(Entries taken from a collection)
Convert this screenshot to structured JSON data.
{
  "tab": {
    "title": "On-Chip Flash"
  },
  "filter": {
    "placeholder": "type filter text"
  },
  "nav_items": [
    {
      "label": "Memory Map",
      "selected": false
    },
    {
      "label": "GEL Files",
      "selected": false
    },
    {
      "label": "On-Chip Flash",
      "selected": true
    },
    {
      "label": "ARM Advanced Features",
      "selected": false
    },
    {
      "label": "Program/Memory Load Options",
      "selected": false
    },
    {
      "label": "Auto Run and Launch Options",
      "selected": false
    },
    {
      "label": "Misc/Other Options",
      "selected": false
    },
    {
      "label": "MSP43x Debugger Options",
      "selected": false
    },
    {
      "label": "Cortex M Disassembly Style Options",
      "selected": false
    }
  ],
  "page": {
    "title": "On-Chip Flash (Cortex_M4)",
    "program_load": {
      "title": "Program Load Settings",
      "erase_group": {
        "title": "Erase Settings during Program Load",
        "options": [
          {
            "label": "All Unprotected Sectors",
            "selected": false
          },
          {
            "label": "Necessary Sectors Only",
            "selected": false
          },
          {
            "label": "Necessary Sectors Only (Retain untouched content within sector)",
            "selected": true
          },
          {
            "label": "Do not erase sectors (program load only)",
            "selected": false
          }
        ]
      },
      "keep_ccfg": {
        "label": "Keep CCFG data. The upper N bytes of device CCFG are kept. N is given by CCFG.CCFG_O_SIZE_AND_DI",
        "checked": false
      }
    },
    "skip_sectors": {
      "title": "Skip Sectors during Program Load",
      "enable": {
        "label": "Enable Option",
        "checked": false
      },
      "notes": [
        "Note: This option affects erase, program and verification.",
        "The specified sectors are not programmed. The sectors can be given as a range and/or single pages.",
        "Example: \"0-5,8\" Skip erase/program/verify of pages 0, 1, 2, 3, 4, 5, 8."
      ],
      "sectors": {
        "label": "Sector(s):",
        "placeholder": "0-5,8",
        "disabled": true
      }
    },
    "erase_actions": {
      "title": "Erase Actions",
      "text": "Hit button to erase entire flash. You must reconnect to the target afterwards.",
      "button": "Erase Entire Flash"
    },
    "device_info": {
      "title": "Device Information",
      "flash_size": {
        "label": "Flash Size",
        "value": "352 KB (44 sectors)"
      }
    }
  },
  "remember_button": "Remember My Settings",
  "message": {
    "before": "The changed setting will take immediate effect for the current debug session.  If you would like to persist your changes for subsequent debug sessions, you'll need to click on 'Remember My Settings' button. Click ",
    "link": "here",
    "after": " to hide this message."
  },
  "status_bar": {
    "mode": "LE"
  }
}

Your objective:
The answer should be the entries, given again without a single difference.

The answer:
Convert this screenshot to structured JSON data.
{
  "tab": {
    "title": "On-Chip Flash"
  },
  "filter": {
    "placeholder": "type filter text"
  },
  "nav_items": [
    {
      "label": "Memory Map",
      "selected": false
    },
    {
      "label": "GEL Files",
      "selected": false
    },
    {
      "label": "On-Chip Flash",
      "selected": true
    },
    {
      "label": "ARM Advanced Features",
      "selected": false
    },
    {
      "label": "Program/Memory Load Options",
      "selected": false
    },
    {
      "label": "Auto Run and Launch Options",
      "selected": false
    },
    {
      "label": "Misc/Other Options",
      "selected": false
    },
    {
      "label": "MSP43x Debugger Options",
      "selected": false
    },
    {
      "label": "Cortex M Disassembly Style Options",
      "selected": false
    }
  ],
  "page": {
    "title": "On-Chip Flash (Cortex_M4)",
    "program_load": {
      "title": "Program Load Settings",
      "erase_group": {
        "title": "Erase Settings during Program Load",
        "options": [
          {
            "label": "All Unprotected Sectors",
            "selected": false
          },
          {
            "label": "Necessary Sectors Only",
            "selected": false
          },
          {
            "label": "Necessary Sectors Only (Retain untouched content within sector)",
            "selected": true
          },
          {
            "label": "Do not erase sectors (program load only)",
            "selected": false
          }
        ]
      },
      "keep_ccfg": {
        "label": "Keep CCFG data. The upper N bytes of device CCFG are kept. N is given by CCFG.CCFG_O_SIZE_AND_DI",
        "checked": false
      }
    },
    "skip_sectors": {
      "title": "Skip Sectors during Program Load",
      "enable": {
        "label": "Enable Option",
        "checked": false
      },
      "notes": [
        "Note: This option affects erase, program and verification.",
        "The specified sectors are not programmed. The sectors can be given as a range and/or single pages.",
        "Example: \"0-5,8\" Skip erase/program/verify of pages 0, 1, 2, 3, 4, 5, 8."
      ],
      "sectors": {
        "label": "Sector(s):",
        "placeholder": "0-5,8",
        "disabled": true
      }
    },
    "erase_actions": {
      "title": "Erase Actions",
      "text": "Hit button to erase entire flash. You must reconnect to the target afterwards.",
      "button": "Erase Entire Flash"
    },
    "device_info": {
      "title": "Device Information",
      "flash_size": {
        "label": "Flash Size",
        "value": "352 KB (44 sectors)"
      }
    }
  },
  "remember_button": "Remember My Settings",
  "message": {
    "before": "The changed setting will take immediate effect for the current debug session.  If you would like to persist your changes for subsequent debug sessions, you'll need to click on 'Remember My Settings' button. Click ",
    "link": "here",
    "after": " to hide this message."
  },
  "status_bar": {
    "mode": "LE"
  }
}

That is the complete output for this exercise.